[[ SOURCE MATERIAL, beginning ]]
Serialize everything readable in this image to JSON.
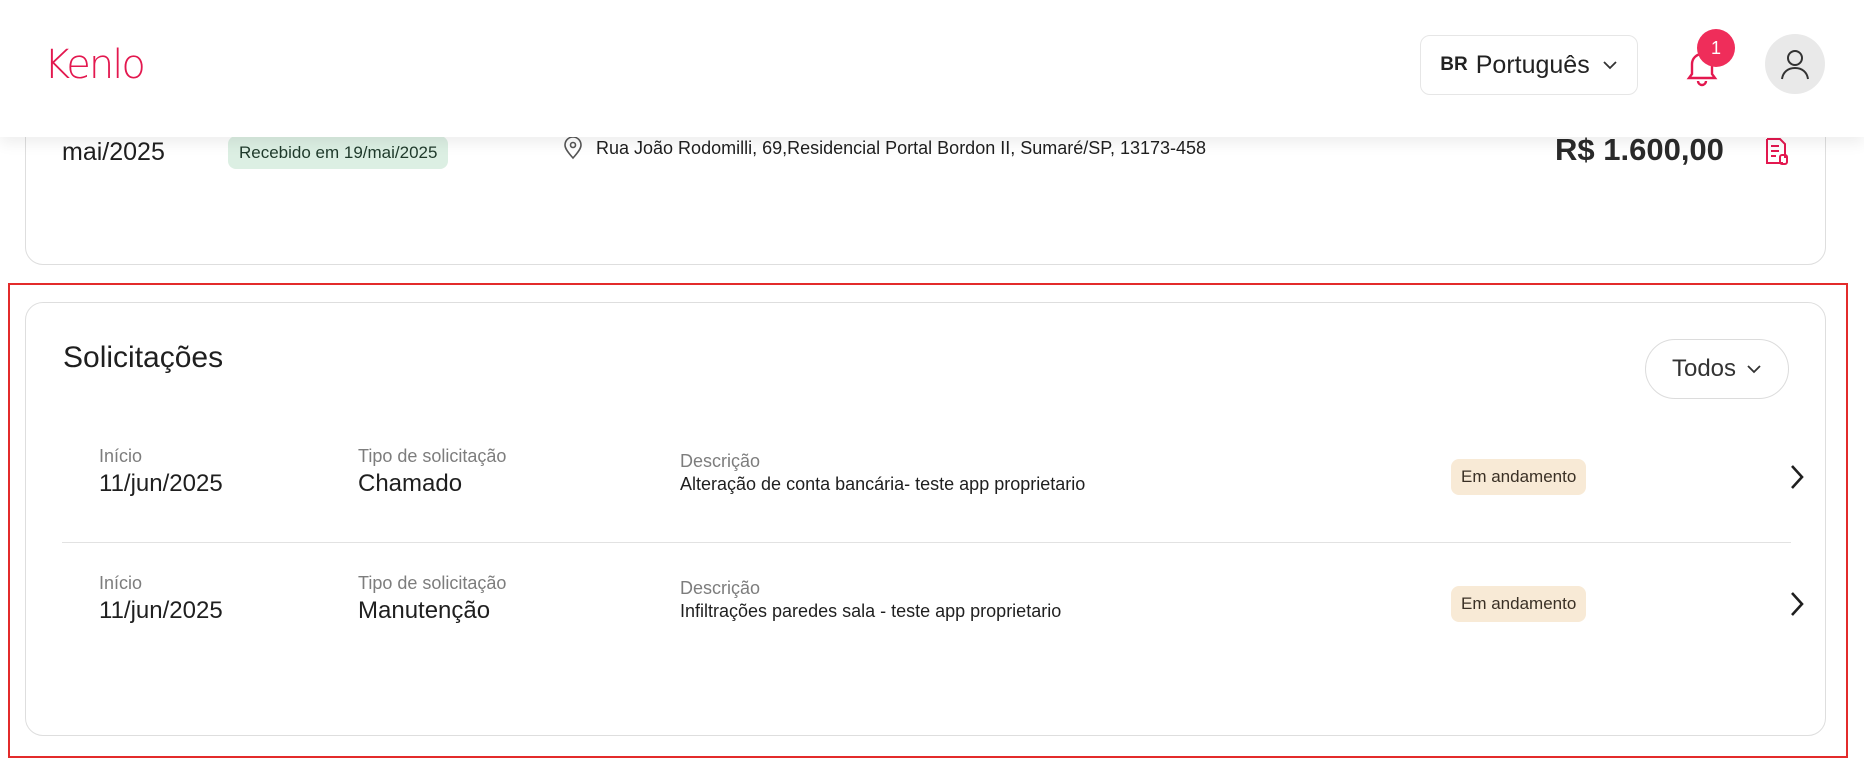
{
  "header": {
    "logo_text": "Kenlo",
    "language": {
      "flag": "BR",
      "label": "Português"
    },
    "notifications_count": "1"
  },
  "previous_card": {
    "month": "mai/2025",
    "status": "Recebido em 19/mai/2025",
    "address": "Rua João Rodomilli, 69,Residencial Portal Bordon II, Sumaré/SP, 13173-458",
    "amount": "R$ 1.600,00"
  },
  "requests": {
    "title": "Solicitações",
    "filter_label": "Todos",
    "items": [
      {
        "start_label": "Início",
        "start_value": "11/jun/2025",
        "type_label": "Tipo de solicitação",
        "type_value": "Chamado",
        "desc_label": "Descrição",
        "desc_value": "Alteração de conta bancária- teste app proprietario",
        "status": "Em andamento"
      },
      {
        "start_label": "Início",
        "start_value": "11/jun/2025",
        "type_label": "Tipo de solicitação",
        "type_value": "Manutenção",
        "desc_label": "Descrição",
        "desc_value": "Infiltrações paredes sala - teste app proprietario",
        "status": "Em andamento"
      }
    ]
  },
  "colors": {
    "brand": "#e3184f",
    "badge": "#ef2d5a",
    "received_bg": "#dcefe3",
    "in_progress_bg": "#f8ead6",
    "highlight_border": "#e32b2b"
  }
}
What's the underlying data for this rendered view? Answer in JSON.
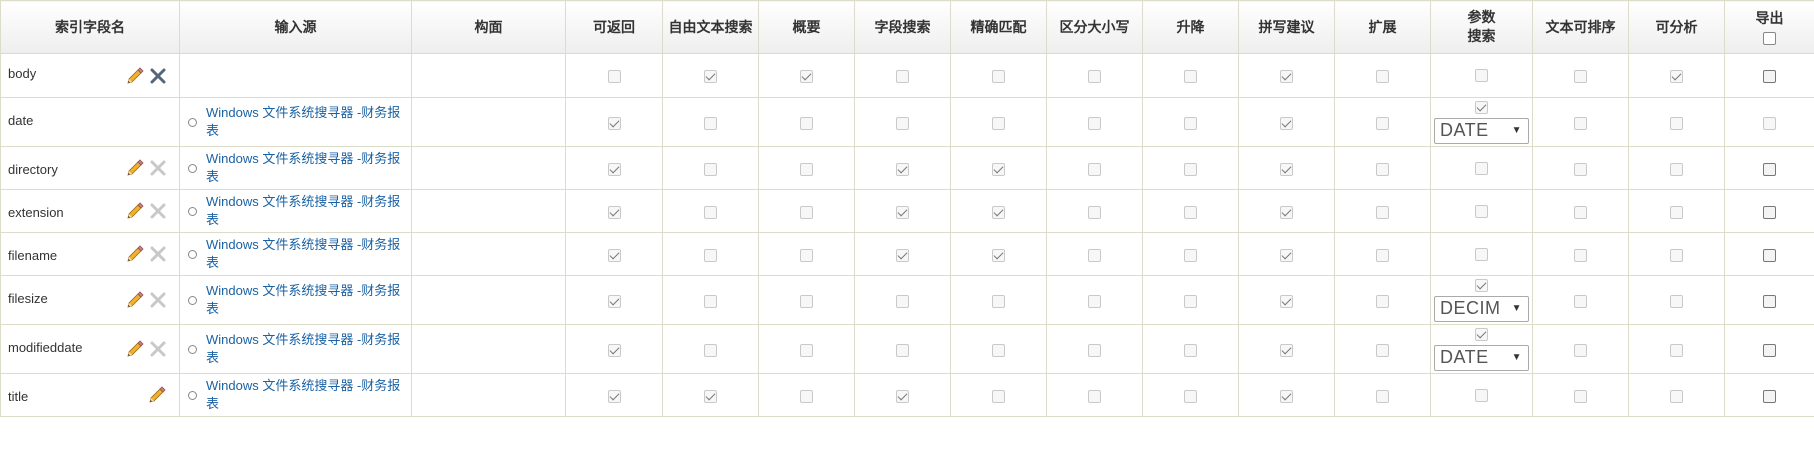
{
  "headers": {
    "field": "索引字段名",
    "source": "输入源",
    "facet": "构面",
    "retrievable": "可返回",
    "fulltext": "自由文本搜索",
    "summary": "概要",
    "fieldsearch": "字段搜索",
    "exact": "精确匹配",
    "casesens": "区分大小写",
    "sort": "升降",
    "spell": "拼写建议",
    "expand": "扩展",
    "param_line1": "参数",
    "param_line2": "搜索",
    "textsort": "文本可排序",
    "analyzable": "可分析",
    "export": "导出"
  },
  "source_link": "Windows 文件系统搜寻器 -财务报表",
  "rows": [
    {
      "name": "body",
      "source": "",
      "checks": [
        false,
        true,
        true,
        false,
        false,
        false,
        false,
        true,
        false
      ],
      "param": {
        "checked": false,
        "select": ""
      },
      "textsort": false,
      "analyzable": true
    },
    {
      "name": "date",
      "source": "Windows 文件系统搜寻器 -财务报表",
      "checks": [
        true,
        false,
        false,
        false,
        false,
        false,
        false,
        true,
        false
      ],
      "param": {
        "checked": true,
        "select": "DATE"
      },
      "textsort": false,
      "analyzable": false
    },
    {
      "name": "directory",
      "source": "Windows 文件系统搜寻器 -财务报表",
      "checks": [
        true,
        false,
        false,
        true,
        true,
        false,
        false,
        true,
        false
      ],
      "param": {
        "checked": false,
        "select": ""
      },
      "textsort": false,
      "analyzable": false
    },
    {
      "name": "extension",
      "source": "Windows 文件系统搜寻器 -财务报表",
      "checks": [
        true,
        false,
        false,
        true,
        true,
        false,
        false,
        true,
        false
      ],
      "param": {
        "checked": false,
        "select": ""
      },
      "textsort": false,
      "analyzable": false
    },
    {
      "name": "filename",
      "source": "Windows 文件系统搜寻器 -财务报表",
      "checks": [
        true,
        false,
        false,
        true,
        true,
        false,
        false,
        true,
        false
      ],
      "param": {
        "checked": false,
        "select": ""
      },
      "textsort": false,
      "analyzable": false
    },
    {
      "name": "filesize",
      "source": "Windows 文件系统搜寻器 -财务报表",
      "checks": [
        true,
        false,
        false,
        false,
        false,
        false,
        false,
        true,
        false
      ],
      "param": {
        "checked": true,
        "select": "DECIM"
      },
      "textsort": false,
      "analyzable": false
    },
    {
      "name": "modifieddate",
      "source": "Windows 文件系统搜寻器 -财务报表",
      "checks": [
        true,
        false,
        false,
        false,
        false,
        false,
        false,
        true,
        false
      ],
      "param": {
        "checked": true,
        "select": "DATE"
      },
      "textsort": false,
      "analyzable": false
    },
    {
      "name": "title",
      "source": "Windows 文件系统搜寻器 -财务报表",
      "checks": [
        true,
        true,
        false,
        true,
        false,
        false,
        false,
        true,
        false
      ],
      "param": {
        "checked": false,
        "select": ""
      },
      "textsort": false,
      "analyzable": false
    }
  ],
  "colors": {
    "link": "#1a62a4",
    "pencil": "#e0a020",
    "delete_active": "#556677",
    "delete_disabled": "#c8c8c8"
  }
}
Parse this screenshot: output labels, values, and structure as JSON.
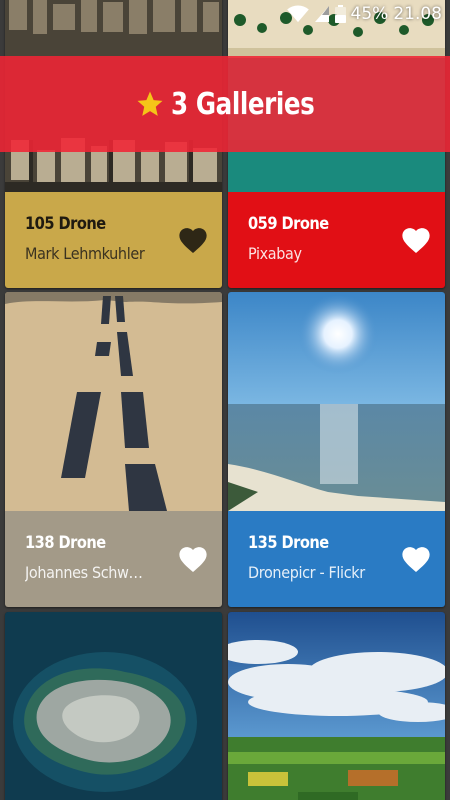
{
  "status_bar": {
    "battery_percent": "45%",
    "time": "21.08"
  },
  "banner": {
    "label": "3 Galleries",
    "icon": "star-icon",
    "star_color": "#f5c518",
    "background": "#f02434"
  },
  "galleries": [
    {
      "title": "105 Drone",
      "author": "Mark Lehmkuhler",
      "favorited": true,
      "info_color": "#c9a84a",
      "heart_color": "#2e2716"
    },
    {
      "title": "059 Drone",
      "author": "Pixabay",
      "favorited": false,
      "info_color": "#e10f15",
      "heart_color": "#ffffff"
    },
    {
      "title": "138 Drone",
      "author": "Johannes Schwaerzler",
      "favorited": false,
      "info_color": "#a39a88",
      "heart_color": "#ffffff"
    },
    {
      "title": "135 Drone",
      "author": "Dronepicr - Flickr",
      "favorited": false,
      "info_color": "#2a7bc4",
      "heart_color": "#ffffff"
    }
  ]
}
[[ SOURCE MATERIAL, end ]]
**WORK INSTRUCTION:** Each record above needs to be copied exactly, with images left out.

**WRITTEN SOLUTION:**
Serialize everything readable in this image to JSON.
{
  "header": {
    "logo_text": "Kenlo",
    "language": {
      "flag": "BR",
      "label": "Português"
    },
    "notifications_count": "1"
  },
  "previous_card": {
    "month": "mai/2025",
    "status": "Recebido em 19/mai/2025",
    "address": "Rua João Rodomilli, 69,Residencial Portal Bordon II, Sumaré/SP, 13173-458",
    "amount": "R$ 1.600,00"
  },
  "requests": {
    "title": "Solicitações",
    "filter_label": "Todos",
    "items": [
      {
        "start_label": "Início",
        "start_value": "11/jun/2025",
        "type_label": "Tipo de solicitação",
        "type_value": "Chamado",
        "desc_label": "Descrição",
        "desc_value": "Alteração de conta bancária- teste app proprietario",
        "status": "Em andamento"
      },
      {
        "start_label": "Início",
        "start_value": "11/jun/2025",
        "type_label": "Tipo de solicitação",
        "type_value": "Manutenção",
        "desc_label": "Descrição",
        "desc_value": "Infiltrações paredes sala - teste app proprietario",
        "status": "Em andamento"
      }
    ]
  },
  "colors": {
    "brand": "#e3184f",
    "badge": "#ef2d5a",
    "received_bg": "#dcefe3",
    "in_progress_bg": "#f8ead6",
    "highlight_border": "#e32b2b"
  }
}
What's the underlying data for this rendered view? Answer in JSON.
{
  "headers": {
    "field": "索引字段名",
    "source": "输入源",
    "facet": "构面",
    "retrievable": "可返回",
    "fulltext": "自由文本搜索",
    "summary": "概要",
    "fieldsearch": "字段搜索",
    "exact": "精确匹配",
    "casesens": "区分大小写",
    "sort": "升降",
    "spell": "拼写建议",
    "expand": "扩展",
    "param_line1": "参数",
    "param_line2": "搜索",
    "textsort": "文本可排序",
    "analyzable": "可分析",
    "export": "导出"
  },
  "source_link": "Windows 文件系统搜寻器 -财务报表",
  "rows": [
    {
      "name": "body",
      "source": "",
      "checks": [
        false,
        true,
        true,
        false,
        false,
        false,
        false,
        true,
        false
      ],
      "param": {
        "checked": false,
        "select": ""
      },
      "textsort": false,
      "analyzable": true
    },
    {
      "name": "date",
      "source": "Windows 文件系统搜寻器 -财务报表",
      "checks": [
        true,
        false,
        false,
        false,
        false,
        false,
        false,
        true,
        false
      ],
      "param": {
        "checked": true,
        "select": "DATE"
      },
      "textsort": false,
      "analyzable": false
    },
    {
      "name": "directory",
      "source": "Windows 文件系统搜寻器 -财务报表",
      "checks": [
        true,
        false,
        false,
        true,
        true,
        false,
        false,
        true,
        false
      ],
      "param": {
        "checked": false,
        "select": ""
      },
      "textsort": false,
      "analyzable": false
    },
    {
      "name": "extension",
      "source": "Windows 文件系统搜寻器 -财务报表",
      "checks": [
        true,
        false,
        false,
        true,
        true,
        false,
        false,
        true,
        false
      ],
      "param": {
        "checked": false,
        "select": ""
      },
      "textsort": false,
      "analyzable": false
    },
    {
      "name": "filename",
      "source": "Windows 文件系统搜寻器 -财务报表",
      "checks": [
        true,
        false,
        false,
        true,
        true,
        false,
        false,
        true,
        false
      ],
      "param": {
        "checked": false,
        "select": ""
      },
      "textsort": false,
      "analyzable": false
    },
    {
      "name": "filesize",
      "source": "Windows 文件系统搜寻器 -财务报表",
      "checks": [
        true,
        false,
        false,
        false,
        false,
        false,
        false,
        true,
        false
      ],
      "param": {
        "checked": true,
        "select": "DECIM"
      },
      "textsort": false,
      "analyzable": false
    },
    {
      "name": "modifieddate",
      "source": "Windows 文件系统搜寻器 -财务报表",
      "checks": [
        true,
        false,
        false,
        false,
        false,
        false,
        false,
        true,
        false
      ],
      "param": {
        "checked": true,
        "select": "DATE"
      },
      "textsort": false,
      "analyzable": false
    },
    {
      "name": "title",
      "source": "Windows 文件系统搜寻器 -财务报表",
      "checks": [
        true,
        true,
        false,
        true,
        false,
        false,
        false,
        true,
        false
      ],
      "param": {
        "checked": false,
        "select": ""
      },
      "textsort": false,
      "analyzable": false
    }
  ],
  "colors": {
    "link": "#1a62a4",
    "pencil": "#e0a020",
    "delete_active": "#556677",
    "delete_disabled": "#c8c8c8"
  }
}
Parse this screenshot: output labels, values, and structure as JSON.
{
  "status_bar": {
    "battery_percent": "45%",
    "time": "21.08"
  },
  "banner": {
    "label": "3 Galleries",
    "icon": "star-icon",
    "star_color": "#f5c518",
    "background": "#f02434"
  },
  "galleries": [
    {
      "title": "105 Drone",
      "author": "Mark Lehmkuhler",
      "favorited": true,
      "info_color": "#c9a84a",
      "heart_color": "#2e2716"
    },
    {
      "title": "059 Drone",
      "author": "Pixabay",
      "favorited": false,
      "info_color": "#e10f15",
      "heart_color": "#ffffff"
    },
    {
      "title": "138 Drone",
      "author": "Johannes Schwaerzler",
      "favorited": false,
      "info_color": "#a39a88",
      "heart_color": "#ffffff"
    },
    {
      "title": "135 Drone",
      "author": "Dronepicr - Flickr",
      "favorited": false,
      "info_color": "#2a7bc4",
      "heart_color": "#ffffff"
    }
  ]
}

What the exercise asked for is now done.